Each entry must be restated word for word.
[Start of Attachment]
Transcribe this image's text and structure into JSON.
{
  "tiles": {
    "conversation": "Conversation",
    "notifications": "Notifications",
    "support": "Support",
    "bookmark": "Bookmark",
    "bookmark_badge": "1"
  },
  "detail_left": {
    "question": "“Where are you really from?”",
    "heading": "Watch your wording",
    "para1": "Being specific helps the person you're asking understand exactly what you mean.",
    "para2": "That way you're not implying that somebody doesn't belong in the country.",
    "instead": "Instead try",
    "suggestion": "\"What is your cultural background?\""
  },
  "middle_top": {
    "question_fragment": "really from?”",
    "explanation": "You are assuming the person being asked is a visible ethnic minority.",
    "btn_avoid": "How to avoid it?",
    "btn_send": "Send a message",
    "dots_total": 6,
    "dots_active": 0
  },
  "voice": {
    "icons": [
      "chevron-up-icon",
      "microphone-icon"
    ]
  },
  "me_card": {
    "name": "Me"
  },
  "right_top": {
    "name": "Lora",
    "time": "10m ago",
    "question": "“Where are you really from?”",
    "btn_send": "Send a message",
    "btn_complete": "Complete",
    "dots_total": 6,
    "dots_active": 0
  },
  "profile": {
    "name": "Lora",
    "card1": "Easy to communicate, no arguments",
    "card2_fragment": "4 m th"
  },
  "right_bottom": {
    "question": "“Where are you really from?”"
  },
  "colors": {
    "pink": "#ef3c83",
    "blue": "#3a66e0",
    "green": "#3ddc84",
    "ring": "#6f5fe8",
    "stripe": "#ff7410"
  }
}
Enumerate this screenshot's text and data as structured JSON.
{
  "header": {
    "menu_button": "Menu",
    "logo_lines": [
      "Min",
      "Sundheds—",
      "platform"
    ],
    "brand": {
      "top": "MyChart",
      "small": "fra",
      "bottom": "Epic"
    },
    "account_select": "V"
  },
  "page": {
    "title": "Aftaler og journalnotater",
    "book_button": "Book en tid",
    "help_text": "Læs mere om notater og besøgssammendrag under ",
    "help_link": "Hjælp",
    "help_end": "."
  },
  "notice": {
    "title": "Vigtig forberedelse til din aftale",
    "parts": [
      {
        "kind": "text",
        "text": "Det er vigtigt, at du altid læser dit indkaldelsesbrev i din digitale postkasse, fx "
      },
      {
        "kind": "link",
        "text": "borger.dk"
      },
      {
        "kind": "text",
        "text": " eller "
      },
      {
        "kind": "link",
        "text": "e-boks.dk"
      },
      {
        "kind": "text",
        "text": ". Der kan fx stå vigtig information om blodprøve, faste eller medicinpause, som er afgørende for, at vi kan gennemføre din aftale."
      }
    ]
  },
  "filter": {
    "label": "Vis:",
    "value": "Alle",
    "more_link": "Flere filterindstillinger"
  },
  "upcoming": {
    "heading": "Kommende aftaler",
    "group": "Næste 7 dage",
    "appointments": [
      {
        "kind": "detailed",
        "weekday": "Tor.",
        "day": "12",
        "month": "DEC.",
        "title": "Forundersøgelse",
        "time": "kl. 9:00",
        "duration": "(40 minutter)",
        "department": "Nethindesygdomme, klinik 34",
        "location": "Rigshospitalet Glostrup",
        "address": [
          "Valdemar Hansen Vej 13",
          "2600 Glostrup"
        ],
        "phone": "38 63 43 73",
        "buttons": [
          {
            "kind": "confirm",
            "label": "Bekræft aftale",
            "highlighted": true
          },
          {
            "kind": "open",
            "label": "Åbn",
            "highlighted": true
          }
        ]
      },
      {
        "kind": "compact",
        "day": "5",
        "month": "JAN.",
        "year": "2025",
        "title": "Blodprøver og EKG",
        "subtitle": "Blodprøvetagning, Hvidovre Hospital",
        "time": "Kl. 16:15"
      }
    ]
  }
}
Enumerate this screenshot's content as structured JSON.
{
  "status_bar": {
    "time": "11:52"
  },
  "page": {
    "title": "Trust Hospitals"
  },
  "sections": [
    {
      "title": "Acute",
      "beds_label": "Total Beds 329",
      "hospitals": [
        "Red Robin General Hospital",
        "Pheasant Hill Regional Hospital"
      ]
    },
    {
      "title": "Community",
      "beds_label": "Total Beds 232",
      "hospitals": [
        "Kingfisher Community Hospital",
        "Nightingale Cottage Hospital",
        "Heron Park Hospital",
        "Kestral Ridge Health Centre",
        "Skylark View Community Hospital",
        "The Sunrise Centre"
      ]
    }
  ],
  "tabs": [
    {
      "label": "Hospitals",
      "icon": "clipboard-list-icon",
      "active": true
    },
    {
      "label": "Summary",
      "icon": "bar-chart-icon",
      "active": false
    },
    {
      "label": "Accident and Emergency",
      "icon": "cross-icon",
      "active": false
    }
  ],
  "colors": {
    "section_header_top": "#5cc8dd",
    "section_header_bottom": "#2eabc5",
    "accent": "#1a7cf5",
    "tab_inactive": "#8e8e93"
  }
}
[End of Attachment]
REPLY
Transcribe this image's text and structure into JSON.
{
  "tiles": {
    "conversation": "Conversation",
    "notifications": "Notifications",
    "support": "Support",
    "bookmark": "Bookmark",
    "bookmark_badge": "1"
  },
  "detail_left": {
    "question": "“Where are you really from?”",
    "heading": "Watch your wording",
    "para1": "Being specific helps the person you're asking understand exactly what you mean.",
    "para2": "That way you're not implying that somebody doesn't belong in the country.",
    "instead": "Instead try",
    "suggestion": "\"What is your cultural background?\""
  },
  "middle_top": {
    "question_fragment": "really from?”",
    "explanation": "You are assuming the person being asked is a visible ethnic minority.",
    "btn_avoid": "How to avoid it?",
    "btn_send": "Send a message",
    "dots_total": 6,
    "dots_active": 0
  },
  "voice": {
    "icons": [
      "chevron-up-icon",
      "microphone-icon"
    ]
  },
  "me_card": {
    "name": "Me"
  },
  "right_top": {
    "name": "Lora",
    "time": "10m ago",
    "question": "“Where are you really from?”",
    "btn_send": "Send a message",
    "btn_complete": "Complete",
    "dots_total": 6,
    "dots_active": 0
  },
  "profile": {
    "name": "Lora",
    "card1": "Easy to communicate, no arguments",
    "card2_fragment": "4 m th"
  },
  "right_bottom": {
    "question": "“Where are you really from?”"
  },
  "colors": {
    "pink": "#ef3c83",
    "blue": "#3a66e0",
    "green": "#3ddc84",
    "ring": "#6f5fe8",
    "stripe": "#ff7410"
  }
}
Enumerate this screenshot's text and data as structured JSON.
{
  "header": {
    "menu_button": "Menu",
    "logo_lines": [
      "Min",
      "Sundheds—",
      "platform"
    ],
    "brand": {
      "top": "MyChart",
      "small": "fra",
      "bottom": "Epic"
    },
    "account_select": "V"
  },
  "page": {
    "title": "Aftaler og journalnotater",
    "book_button": "Book en tid",
    "help_text": "Læs mere om notater og besøgssammendrag under ",
    "help_link": "Hjælp",
    "help_end": "."
  },
  "notice": {
    "title": "Vigtig forberedelse til din aftale",
    "parts": [
      {
        "kind": "text",
        "text": "Det er vigtigt, at du altid læser dit indkaldelsesbrev i din digitale postkasse, fx "
      },
      {
        "kind": "link",
        "text": "borger.dk"
      },
      {
        "kind": "text",
        "text": " eller "
      },
      {
        "kind": "link",
        "text": "e-boks.dk"
      },
      {
        "kind": "text",
        "text": ". Der kan fx stå vigtig information om blodprøve, faste eller medicinpause, som er afgørende for, at vi kan gennemføre din aftale."
      }
    ]
  },
  "filter": {
    "label": "Vis:",
    "value": "Alle",
    "more_link": "Flere filterindstillinger"
  },
  "upcoming": {
    "heading": "Kommende aftaler",
    "group": "Næste 7 dage",
    "appointments": [
      {
        "kind": "detailed",
        "weekday": "Tor.",
        "day": "12",
        "month": "DEC.",
        "title": "Forundersøgelse",
        "time": "kl. 9:00",
        "duration": "(40 minutter)",
        "department": "Nethindesygdomme, klinik 34",
        "location": "Rigshospitalet Glostrup",
        "address": [
          "Valdemar Hansen Vej 13",
          "2600 Glostrup"
        ],
        "phone": "38 63 43 73",
        "buttons": [
          {
            "kind": "confirm",
            "label": "Bekræft aftale",
            "highlighted": true
          },
          {
            "kind": "open",
            "label": "Åbn",
            "highlighted": true
          }
        ]
      },
      {
        "kind": "compact",
        "day": "5",
        "month": "JAN.",
        "year": "2025",
        "title": "Blodprøver og EKG",
        "subtitle": "Blodprøvetagning, Hvidovre Hospital",
        "time": "Kl. 16:15"
      }
    ]
  }
}
Enumerate this screenshot's content as structured JSON.
{
  "status_bar": {
    "time": "11:52"
  },
  "page": {
    "title": "Trust Hospitals"
  },
  "sections": [
    {
      "title": "Acute",
      "beds_label": "Total Beds 329",
      "hospitals": [
        "Red Robin General Hospital",
        "Pheasant Hill Regional Hospital"
      ]
    },
    {
      "title": "Community",
      "beds_label": "Total Beds 232",
      "hospitals": [
        "Kingfisher Community Hospital",
        "Nightingale Cottage Hospital",
        "Heron Park Hospital",
        "Kestral Ridge Health Centre",
        "Skylark View Community Hospital",
        "The Sunrise Centre"
      ]
    }
  ],
  "tabs": [
    {
      "label": "Hospitals",
      "icon": "clipboard-list-icon",
      "active": true
    },
    {
      "label": "Summary",
      "icon": "bar-chart-icon",
      "active": false
    },
    {
      "label": "Accident and Emergency",
      "icon": "cross-icon",
      "active": false
    }
  ],
  "colors": {
    "section_header_top": "#5cc8dd",
    "section_header_bottom": "#2eabc5",
    "accent": "#1a7cf5",
    "tab_inactive": "#8e8e93"
  }
}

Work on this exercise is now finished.